Join us for a discussion of part five of Elizabeth Gilbert’s best-selling book Big Magic, Trust
The notion of the tortured artist is one we learn early. I knew from a young age that I liked art, wanted in on it in some way. Like many kids, that was what I wanted to be, “an artist” was my perpetual answer to the obvious question. As a 6th grader, I dressed up like Monet for a project, nimbus-like beard and all, and hobbled around with a cane for most of a day (a shtick that might earn you an A, but not many friends), in high school I skipped other classes in favor of hiding out in the art room (a shtick that will not garner passing grades in algebra, let me tell you). Despite its constant, and often healing, presence in my life, I never thought of art as a friend. I thought it indifferent, something to be practiced and something to strive for, but certainly something that had no notion of me. Art was something to be good at, or at least attempted. Art can heal, art can be there when others aren’t, and art can — seemingly — turn against us just as easily. Perhaps its because of this that many artists feel their art is against them, something to push and break through, a thing to be struggled with and tortured by. It certainly never occurred to me to think of art as my friend.

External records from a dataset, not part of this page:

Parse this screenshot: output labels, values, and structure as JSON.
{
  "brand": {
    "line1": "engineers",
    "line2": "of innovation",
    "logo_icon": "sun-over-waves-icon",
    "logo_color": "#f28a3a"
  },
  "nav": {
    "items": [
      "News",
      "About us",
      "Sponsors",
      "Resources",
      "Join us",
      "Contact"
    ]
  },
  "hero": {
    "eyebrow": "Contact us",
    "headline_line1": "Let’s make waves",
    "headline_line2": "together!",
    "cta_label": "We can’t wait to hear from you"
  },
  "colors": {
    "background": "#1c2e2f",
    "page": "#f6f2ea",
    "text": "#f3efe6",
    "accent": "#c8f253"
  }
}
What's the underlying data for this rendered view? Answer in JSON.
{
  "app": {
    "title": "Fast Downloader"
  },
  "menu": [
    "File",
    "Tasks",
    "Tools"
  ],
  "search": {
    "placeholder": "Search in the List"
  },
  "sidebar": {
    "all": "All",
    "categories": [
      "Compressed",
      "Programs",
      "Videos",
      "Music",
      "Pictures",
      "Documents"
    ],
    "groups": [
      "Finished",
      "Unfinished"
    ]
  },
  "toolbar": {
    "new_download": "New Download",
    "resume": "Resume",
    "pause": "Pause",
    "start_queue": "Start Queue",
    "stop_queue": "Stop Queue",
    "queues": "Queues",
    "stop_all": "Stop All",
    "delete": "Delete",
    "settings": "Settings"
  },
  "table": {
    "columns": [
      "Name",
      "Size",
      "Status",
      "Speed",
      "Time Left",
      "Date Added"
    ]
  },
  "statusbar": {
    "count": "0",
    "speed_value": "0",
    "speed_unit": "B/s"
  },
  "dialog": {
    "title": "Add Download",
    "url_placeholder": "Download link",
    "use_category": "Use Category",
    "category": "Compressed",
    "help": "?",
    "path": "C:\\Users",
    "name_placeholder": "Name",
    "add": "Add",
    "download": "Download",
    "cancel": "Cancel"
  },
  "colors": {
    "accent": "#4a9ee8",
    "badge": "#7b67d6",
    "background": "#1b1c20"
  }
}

This notion persisted through college, where I actually wondered (still do, to be honest) whether I was too content to make good art. “Have not had enough terrible experiences?” I asked myself.
And yet.. the idea of the tortured artist remains. Van Gogh cut off his ear. Pollock drank. If you’re a reasonably contented human, can you be a decent, or dare I say, talented artist?
Of course. Yes. Duh.
It’s just not that easy, we first have to get past the idea that art is pain. That nothing beautiful comes easy. That we should not revel and enjoy our own creative processes. In Truth, Elizabeth Gilbert introduces the insane notion that the beauty of our art may not actually lie in the struggle we endure to create it. It’s not a suffering contest.
One artist may suffer in earnest, her art assuaging her wounds. Another artist may be completely happy in her life. Neither one is more worthy of the creative spirit.
After Permission and Persistence, two chapters I admittedly had a difficult time digesting, Truth felt like a return to the inspiring aspects of the earlier chapters of Big Magic. As Gilbert states, she does not deny the reality of suffering — and neither do I — but it would likely do us all some good if we could get over the idea that to be worthy of our art we must be in some sort of pain. Art is beauty, after all.
+ What did you think of this chapter?